On August 8th from 9-1pm Cornell Cooperative Extension is having their summer sale of gently used tools, books, and much more – everything related to gardening. Stop by their headquarters on St. Paul Blvd, just north of the zoo entrance. Call them about making donations, 585-753-2558
The Monarch eggs that I have found this week are probably the third generation, and these Monarchs will lay their own eggs in late August. That fourth generation will be the one that flies to Mexico in late September.
Summer is the time to sow seeds for fall crops.
The battle against invasive species includes some common vines like bittersweet and wisteria that should be avoided. On July 15 at 1pm Cornell Cooperative Extension will offer a Zoom class on invasive plants, hosted by the Central Library.
Charlie & Judy Zettek’s Daylily Gardens will be open for visitors (with masks) each Sunday of July from 2-6pm. There is no charge, and no reservation needed. They have about 250 varieties of daylilies at #1 Hillside Avenue, between the Water Authority and School #1.
It isn’t too late to plant annuals, and even propagate some of the ones already in your garden. Geraniums, Begonias, and Plectranthus are very each to propagate to share with family, friends, and neighbors. Gypsy Moths are in the process of defoliating trees in the Bristol Hills, which can be very disturbing to witness. In most cases the trees can leaf out again, but it is unnerving to look up at an Oak tree in July and there is not a single leaf left.
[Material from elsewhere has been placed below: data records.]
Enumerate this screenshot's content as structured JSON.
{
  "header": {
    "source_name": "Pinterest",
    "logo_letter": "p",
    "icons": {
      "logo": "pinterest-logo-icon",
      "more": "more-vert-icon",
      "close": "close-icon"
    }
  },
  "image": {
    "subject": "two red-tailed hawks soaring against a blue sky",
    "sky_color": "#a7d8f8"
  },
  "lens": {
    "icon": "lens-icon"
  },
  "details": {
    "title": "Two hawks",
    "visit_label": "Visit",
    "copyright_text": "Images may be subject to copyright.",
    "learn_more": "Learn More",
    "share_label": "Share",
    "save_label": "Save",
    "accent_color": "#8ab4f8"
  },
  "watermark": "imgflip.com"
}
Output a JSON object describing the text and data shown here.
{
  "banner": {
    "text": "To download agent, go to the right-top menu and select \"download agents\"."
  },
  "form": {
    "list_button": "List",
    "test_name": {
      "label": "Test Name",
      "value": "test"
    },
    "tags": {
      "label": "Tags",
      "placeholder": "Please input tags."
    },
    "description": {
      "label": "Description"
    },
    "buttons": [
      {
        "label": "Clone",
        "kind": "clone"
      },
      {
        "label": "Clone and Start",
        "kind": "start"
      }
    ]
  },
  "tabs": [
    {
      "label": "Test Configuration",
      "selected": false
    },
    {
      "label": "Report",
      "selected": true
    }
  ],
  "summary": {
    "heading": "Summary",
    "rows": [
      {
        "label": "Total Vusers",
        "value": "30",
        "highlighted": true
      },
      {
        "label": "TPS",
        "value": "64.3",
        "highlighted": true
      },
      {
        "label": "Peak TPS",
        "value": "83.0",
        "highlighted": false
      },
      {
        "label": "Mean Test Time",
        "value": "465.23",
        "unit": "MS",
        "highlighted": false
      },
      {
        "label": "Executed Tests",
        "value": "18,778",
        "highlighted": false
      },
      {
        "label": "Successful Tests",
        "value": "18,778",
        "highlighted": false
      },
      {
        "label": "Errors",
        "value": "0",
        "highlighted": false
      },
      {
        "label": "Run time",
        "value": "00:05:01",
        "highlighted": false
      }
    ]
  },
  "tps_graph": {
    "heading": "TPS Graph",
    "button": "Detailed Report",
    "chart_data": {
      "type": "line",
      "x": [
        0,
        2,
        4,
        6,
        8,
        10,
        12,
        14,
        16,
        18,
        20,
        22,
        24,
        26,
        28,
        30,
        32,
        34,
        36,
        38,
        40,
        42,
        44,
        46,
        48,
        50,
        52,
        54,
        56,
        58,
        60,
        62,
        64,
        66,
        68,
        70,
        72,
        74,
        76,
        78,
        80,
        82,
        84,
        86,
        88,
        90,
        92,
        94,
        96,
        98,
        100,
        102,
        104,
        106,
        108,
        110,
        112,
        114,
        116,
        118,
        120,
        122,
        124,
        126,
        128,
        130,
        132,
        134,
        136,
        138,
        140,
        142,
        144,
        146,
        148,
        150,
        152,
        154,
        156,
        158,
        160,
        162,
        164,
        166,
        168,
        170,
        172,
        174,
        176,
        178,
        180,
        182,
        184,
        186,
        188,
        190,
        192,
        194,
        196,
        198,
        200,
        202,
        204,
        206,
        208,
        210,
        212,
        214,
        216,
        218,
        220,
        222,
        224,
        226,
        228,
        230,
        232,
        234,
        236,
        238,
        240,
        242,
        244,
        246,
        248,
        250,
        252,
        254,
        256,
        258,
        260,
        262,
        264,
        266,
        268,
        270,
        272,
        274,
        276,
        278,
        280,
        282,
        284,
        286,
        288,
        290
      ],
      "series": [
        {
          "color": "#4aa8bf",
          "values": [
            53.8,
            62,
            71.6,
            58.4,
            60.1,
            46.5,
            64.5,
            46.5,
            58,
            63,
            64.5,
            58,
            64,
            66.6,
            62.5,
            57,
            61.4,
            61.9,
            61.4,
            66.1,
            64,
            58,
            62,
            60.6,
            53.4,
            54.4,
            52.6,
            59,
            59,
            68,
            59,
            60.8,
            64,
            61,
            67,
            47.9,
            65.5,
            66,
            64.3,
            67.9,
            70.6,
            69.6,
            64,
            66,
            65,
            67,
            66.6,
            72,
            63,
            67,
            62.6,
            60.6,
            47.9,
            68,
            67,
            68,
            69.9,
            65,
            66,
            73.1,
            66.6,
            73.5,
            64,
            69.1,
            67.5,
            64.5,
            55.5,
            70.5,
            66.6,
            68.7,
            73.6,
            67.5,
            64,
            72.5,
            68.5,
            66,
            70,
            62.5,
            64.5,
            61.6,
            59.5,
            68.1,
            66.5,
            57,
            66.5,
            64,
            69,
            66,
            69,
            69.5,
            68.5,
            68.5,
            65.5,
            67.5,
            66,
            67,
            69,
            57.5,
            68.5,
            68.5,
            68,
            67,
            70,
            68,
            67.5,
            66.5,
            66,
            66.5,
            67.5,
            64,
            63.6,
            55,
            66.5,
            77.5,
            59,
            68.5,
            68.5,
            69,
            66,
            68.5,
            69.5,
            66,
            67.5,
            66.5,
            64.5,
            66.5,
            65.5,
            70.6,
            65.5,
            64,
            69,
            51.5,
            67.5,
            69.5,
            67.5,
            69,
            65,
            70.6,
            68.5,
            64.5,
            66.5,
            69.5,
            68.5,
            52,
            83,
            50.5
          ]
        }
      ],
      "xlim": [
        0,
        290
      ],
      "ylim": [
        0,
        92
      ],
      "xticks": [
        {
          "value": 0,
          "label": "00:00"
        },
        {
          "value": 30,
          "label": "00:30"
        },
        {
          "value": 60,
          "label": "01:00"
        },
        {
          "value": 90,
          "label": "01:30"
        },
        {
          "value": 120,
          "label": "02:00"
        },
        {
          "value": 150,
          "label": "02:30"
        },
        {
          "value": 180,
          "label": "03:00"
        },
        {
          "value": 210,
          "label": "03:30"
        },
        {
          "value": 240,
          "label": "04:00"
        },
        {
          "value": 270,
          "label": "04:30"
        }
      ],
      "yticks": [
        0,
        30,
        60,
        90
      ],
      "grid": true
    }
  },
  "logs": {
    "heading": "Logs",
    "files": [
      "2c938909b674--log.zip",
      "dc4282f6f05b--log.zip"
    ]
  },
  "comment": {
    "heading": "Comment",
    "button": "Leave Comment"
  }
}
The drought in the Rochester area may continue if the thunderstorms forecasted for Monday and Tuesday don’t actually happen. Water your gardens deeply but not very often. There are many things you can do to encourage fireflies in your yard, details from the Xerces Society.
I have left WYSL 1040 after 19 years of broadcasting five hours every weekend. I talk about the history of my gardening show, but also the fact that weeds are wilting and there is no rain in the forecast until next Saturday, so please water your landscape using a sprinkler for several hours so the water reaches the root zone.
A continuing plea to wear masks and also water your gardens. We are basically in a drought with very little rain in the forecast. Amy Machamer’s interview is the first of three interviews with the three generations of the family owned Hurd Orchards.